HIGH & MIGHTY
Reckon Harringworth has more bricks than any other viaduct? Think again. For the second in our series on the old East Germany, TONY STREETER takes a look at the spectacular Göltzschtalbrücke.
It is the world’s largest brick-built bridge. More than 26 million of them make up the viaduct that for more than 600 yards soars above a steep wooded valley.
Yet it’s not so much the length of the Göltzschtalbrücke that makes it so amazing, but its height. When it opened, it was the tallest railway bridge in the world.
Since 1851 trains have run atop a double-track strip some 250ft above the River Göltzsch, which carves its way through the country here close to Saxony’s border with Thuringia. Holding the rails aloft, like men balancing on each other’s shoulders, are up to four rows of arches. The largest arch, in the centre, spans over 100ft; there are more than 80 in all. While our own Harringworth Viaduct is more than twice the length, at 1,275 yards, it only reaches 60ft in height; according to Network Rail it contains an estimated 20 million bricks, or perhaps just over that.
Engineer Johann Andreas Schubert could have built the Göltzsch valley bridge from iron, but cost and the availability of the right soil in the area led him to decide on brick.
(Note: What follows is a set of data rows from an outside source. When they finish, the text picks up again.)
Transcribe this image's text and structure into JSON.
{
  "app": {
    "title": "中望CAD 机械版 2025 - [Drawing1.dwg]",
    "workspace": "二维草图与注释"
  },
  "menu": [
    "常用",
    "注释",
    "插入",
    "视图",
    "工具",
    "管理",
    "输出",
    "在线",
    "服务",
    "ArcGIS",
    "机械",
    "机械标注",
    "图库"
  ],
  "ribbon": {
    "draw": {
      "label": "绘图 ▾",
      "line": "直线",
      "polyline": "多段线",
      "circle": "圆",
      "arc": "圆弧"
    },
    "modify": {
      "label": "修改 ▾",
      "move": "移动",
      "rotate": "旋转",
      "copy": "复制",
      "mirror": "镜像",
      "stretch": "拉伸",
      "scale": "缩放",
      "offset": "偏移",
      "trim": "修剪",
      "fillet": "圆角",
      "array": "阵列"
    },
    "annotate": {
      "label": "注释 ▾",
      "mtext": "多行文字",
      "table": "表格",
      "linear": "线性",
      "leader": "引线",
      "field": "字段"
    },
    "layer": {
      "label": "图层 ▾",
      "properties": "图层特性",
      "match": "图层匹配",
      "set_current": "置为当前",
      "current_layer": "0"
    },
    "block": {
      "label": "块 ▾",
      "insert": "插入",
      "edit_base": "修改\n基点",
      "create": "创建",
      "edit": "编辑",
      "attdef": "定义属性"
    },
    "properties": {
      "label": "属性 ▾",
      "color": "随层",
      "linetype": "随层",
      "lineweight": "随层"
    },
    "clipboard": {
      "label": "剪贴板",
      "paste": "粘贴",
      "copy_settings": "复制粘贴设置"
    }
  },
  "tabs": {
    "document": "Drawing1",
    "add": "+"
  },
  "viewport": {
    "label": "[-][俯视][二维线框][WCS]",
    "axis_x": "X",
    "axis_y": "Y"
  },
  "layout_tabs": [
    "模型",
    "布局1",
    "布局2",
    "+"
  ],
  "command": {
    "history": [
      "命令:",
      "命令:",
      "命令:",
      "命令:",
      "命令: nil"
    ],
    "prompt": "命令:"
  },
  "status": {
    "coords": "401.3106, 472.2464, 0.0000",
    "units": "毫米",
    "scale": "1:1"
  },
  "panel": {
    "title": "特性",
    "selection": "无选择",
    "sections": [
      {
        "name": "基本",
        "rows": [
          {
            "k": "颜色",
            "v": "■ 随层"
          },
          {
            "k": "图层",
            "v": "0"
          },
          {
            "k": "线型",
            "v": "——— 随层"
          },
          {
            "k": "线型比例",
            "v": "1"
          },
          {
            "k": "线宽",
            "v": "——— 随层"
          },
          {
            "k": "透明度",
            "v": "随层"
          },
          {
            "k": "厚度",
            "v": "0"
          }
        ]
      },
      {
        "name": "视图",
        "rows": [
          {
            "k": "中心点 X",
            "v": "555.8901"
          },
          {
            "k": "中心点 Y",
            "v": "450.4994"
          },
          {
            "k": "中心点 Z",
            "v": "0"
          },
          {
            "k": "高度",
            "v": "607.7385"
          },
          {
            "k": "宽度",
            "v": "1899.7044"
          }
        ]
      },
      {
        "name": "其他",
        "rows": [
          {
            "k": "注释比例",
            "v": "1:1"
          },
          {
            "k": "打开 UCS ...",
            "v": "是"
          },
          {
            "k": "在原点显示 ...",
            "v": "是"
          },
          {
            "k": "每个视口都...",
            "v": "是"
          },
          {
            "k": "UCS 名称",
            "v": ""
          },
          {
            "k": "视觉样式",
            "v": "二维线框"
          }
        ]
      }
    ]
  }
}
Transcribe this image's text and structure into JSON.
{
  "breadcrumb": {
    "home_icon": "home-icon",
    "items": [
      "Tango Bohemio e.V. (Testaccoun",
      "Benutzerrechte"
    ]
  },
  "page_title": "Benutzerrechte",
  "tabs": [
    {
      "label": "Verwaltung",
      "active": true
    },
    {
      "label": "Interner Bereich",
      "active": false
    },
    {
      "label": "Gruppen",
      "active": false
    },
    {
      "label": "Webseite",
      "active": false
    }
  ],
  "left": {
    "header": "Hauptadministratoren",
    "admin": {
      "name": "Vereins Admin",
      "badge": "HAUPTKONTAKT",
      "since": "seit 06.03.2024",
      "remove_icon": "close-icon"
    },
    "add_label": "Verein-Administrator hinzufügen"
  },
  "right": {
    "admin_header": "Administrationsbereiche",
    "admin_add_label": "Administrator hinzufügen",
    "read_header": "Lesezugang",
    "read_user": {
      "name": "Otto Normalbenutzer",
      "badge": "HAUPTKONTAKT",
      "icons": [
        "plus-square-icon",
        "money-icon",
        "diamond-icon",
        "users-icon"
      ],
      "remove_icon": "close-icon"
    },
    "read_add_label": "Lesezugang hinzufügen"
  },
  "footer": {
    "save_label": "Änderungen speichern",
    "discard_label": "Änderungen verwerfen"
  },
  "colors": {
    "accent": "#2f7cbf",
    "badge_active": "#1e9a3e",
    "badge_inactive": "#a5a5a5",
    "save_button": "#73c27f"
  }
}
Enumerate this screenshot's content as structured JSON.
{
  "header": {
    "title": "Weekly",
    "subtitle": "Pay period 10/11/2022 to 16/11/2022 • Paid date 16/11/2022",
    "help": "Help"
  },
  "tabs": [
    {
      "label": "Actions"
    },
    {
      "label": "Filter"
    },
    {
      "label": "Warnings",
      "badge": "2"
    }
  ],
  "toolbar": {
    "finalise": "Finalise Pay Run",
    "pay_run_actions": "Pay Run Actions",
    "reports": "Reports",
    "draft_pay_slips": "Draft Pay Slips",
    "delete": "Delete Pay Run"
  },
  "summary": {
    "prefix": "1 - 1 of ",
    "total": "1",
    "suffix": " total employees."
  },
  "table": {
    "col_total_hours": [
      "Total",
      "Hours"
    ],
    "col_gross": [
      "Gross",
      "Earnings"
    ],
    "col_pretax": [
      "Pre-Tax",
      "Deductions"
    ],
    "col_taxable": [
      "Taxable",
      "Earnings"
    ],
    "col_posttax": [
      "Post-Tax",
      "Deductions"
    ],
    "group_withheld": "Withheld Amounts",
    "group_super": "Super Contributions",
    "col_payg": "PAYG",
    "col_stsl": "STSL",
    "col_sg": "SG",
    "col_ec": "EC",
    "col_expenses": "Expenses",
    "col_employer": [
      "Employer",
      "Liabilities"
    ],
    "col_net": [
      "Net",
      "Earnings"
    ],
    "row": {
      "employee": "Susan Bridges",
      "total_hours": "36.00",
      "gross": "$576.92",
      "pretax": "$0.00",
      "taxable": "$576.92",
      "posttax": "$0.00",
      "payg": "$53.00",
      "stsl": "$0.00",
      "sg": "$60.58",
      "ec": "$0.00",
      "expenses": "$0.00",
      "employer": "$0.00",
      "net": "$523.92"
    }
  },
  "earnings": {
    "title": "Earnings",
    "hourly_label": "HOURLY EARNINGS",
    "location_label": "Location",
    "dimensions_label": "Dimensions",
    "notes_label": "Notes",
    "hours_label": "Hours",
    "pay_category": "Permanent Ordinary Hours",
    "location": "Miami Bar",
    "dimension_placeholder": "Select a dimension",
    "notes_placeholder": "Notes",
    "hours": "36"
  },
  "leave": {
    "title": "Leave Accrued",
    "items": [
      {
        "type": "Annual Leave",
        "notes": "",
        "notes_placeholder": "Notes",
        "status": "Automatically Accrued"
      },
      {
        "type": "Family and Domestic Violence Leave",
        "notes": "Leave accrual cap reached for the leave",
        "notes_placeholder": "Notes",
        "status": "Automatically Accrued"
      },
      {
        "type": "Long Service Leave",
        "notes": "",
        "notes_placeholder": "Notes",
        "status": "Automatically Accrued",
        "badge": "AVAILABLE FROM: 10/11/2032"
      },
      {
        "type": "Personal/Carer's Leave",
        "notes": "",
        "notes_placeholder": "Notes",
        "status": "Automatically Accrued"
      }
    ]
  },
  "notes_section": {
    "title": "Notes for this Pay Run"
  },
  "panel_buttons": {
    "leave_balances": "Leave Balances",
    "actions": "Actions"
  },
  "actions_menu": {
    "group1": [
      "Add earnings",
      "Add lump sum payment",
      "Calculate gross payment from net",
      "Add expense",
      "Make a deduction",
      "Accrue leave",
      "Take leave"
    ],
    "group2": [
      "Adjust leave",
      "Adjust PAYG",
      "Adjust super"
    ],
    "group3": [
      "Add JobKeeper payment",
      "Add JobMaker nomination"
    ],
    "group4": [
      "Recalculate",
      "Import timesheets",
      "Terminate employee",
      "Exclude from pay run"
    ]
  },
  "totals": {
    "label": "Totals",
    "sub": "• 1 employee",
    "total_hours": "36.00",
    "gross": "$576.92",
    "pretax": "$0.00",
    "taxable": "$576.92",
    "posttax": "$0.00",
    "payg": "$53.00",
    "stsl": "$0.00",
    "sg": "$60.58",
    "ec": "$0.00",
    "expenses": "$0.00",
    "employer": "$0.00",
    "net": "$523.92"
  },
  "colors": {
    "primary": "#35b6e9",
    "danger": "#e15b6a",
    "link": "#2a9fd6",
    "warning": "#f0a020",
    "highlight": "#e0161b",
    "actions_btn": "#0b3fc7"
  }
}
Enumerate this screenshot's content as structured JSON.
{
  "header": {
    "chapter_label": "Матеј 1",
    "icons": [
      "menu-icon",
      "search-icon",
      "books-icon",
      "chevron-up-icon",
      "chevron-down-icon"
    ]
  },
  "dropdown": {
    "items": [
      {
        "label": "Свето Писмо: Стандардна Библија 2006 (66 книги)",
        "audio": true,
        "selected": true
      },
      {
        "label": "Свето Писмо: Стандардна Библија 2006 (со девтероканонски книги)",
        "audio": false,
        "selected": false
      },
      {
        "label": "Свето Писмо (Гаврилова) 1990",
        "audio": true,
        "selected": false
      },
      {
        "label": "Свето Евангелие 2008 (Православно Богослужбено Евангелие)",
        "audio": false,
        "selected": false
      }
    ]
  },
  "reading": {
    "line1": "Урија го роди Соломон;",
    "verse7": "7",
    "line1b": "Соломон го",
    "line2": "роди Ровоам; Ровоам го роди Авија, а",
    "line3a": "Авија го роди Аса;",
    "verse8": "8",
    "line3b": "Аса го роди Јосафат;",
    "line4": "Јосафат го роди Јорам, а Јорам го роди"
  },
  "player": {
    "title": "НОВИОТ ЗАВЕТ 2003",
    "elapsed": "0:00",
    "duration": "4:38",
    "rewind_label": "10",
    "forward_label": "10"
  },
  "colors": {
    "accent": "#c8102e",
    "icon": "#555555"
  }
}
What he created looks less ‘railway bridge’ and more ‘monstrous ancient aqueduct’.
Schubert took inspiration from the results of a competition to decide the winning design – though not to the extent of turning it into a gigantic vertical prison with cells in the arches; nor building it from pipes stacked one above the other. He had already shown himself ready to be inspired by others though. His 0-4-2 Saxonia of 1838 is celebrated as being the first successful domestic German locomotive, but it drew on engines already imported for his Leipzig-Dresden Railway (LDE) from Rothwell in Manchester; Saxonia was effectively an extended and improved version of 0-4-0 Comet, the first to arrive in 1836. The closest surviving relative to Comet is Furness Railway 0-4-0 Coppernob – which is why the National Collection engine went to Germany for the LDE’s 175th anniversary in 2014. Building of the Göltzschtalbrücke began in 1846. Reportedly, 50,000 bricks were made for it on a daily basis. It’s also claimed that it was the first bridge in the world to be subjected to proper structural analysis, perhaps one more reason why it was highlighted at London’s 1851 Great Exhibition. Now listed, the Göltzschtalbrücke is recognised in Germany as a landmark in the country’s engineering story.
Since it opened the bridge has carried trains for various owners – the Saxon-Bavarian railway that built it, the Royal Saxon State Railway, the Deutsche Reichsbahn (pre-war and East German versions), and now Deutsche Bahn. In all that time though, it has undergone only fairly minor changes; the line it carries was electrified in 2010, though atop such a massive structure the masts make only minimal impact.
Steam is an occasional visitor. Sadly though, Coppernob is long out of ticket… now that really would have been something, eh?
Not Coppernob… On December 2 the few observers who had gathered at Germany’s Göltzschtalbrücke had to make do with a ‘Pacific’ instead – not that either engine could possibly dominate the 26 million bricks that make up this unique viaduct. One of the ‘01.5s’ created in the 1960s by reconstruction of ‘01s’ to modern principles, oil-burning No. 01.0509 rolls south with a special charter.